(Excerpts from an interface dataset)
Content starts

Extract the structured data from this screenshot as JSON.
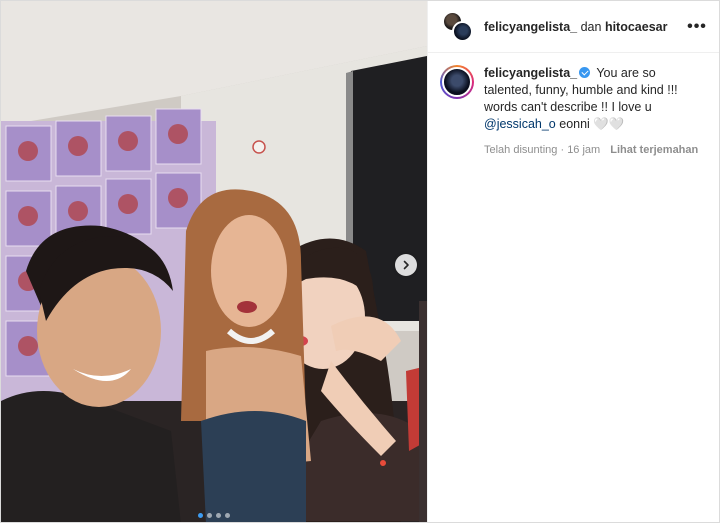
{
  "post": {
    "photo_alt": "Selfie of three people",
    "carousel": {
      "count": 4,
      "active": 0
    }
  },
  "header": {
    "username": "felicyangelista_",
    "joiner": "dan",
    "collab": "hitocaesar",
    "more_icon": "more-horizontal-icon"
  },
  "caption": {
    "username": "felicyangelista_",
    "verified": true,
    "text_before": " You are so talented, funny, humble and kind !!! words can't describe !! I love u ",
    "mention": "@jessicah_o",
    "text_after": " eonni 🤍🤍",
    "edited_label": "Telah disunting",
    "separator": "·",
    "time": "16 jam",
    "translate_label": "Lihat terjemahan"
  },
  "colors": {
    "link": "#00376b",
    "muted": "#8e8e8e",
    "dot_active": "#3d9bf0"
  }
}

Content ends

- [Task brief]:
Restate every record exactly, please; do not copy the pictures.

- [Final answer]:
Extract the structured data from this screenshot as JSON.
{
  "post": {
    "photo_alt": "Selfie of three people",
    "carousel": {
      "count": 4,
      "active": 0
    }
  },
  "header": {
    "username": "felicyangelista_",
    "joiner": "dan",
    "collab": "hitocaesar",
    "more_icon": "more-horizontal-icon"
  },
  "caption": {
    "username": "felicyangelista_",
    "verified": true,
    "text_before": " You are so talented, funny, humble and kind !!! words can't describe !! I love u ",
    "mention": "@jessicah_o",
    "text_after": " eonni 🤍🤍",
    "edited_label": "Telah disunting",
    "separator": "·",
    "time": "16 jam",
    "translate_label": "Lihat terjemahan"
  },
  "colors": {
    "link": "#00376b",
    "muted": "#8e8e8e",
    "dot_active": "#3d9bf0"
  }
}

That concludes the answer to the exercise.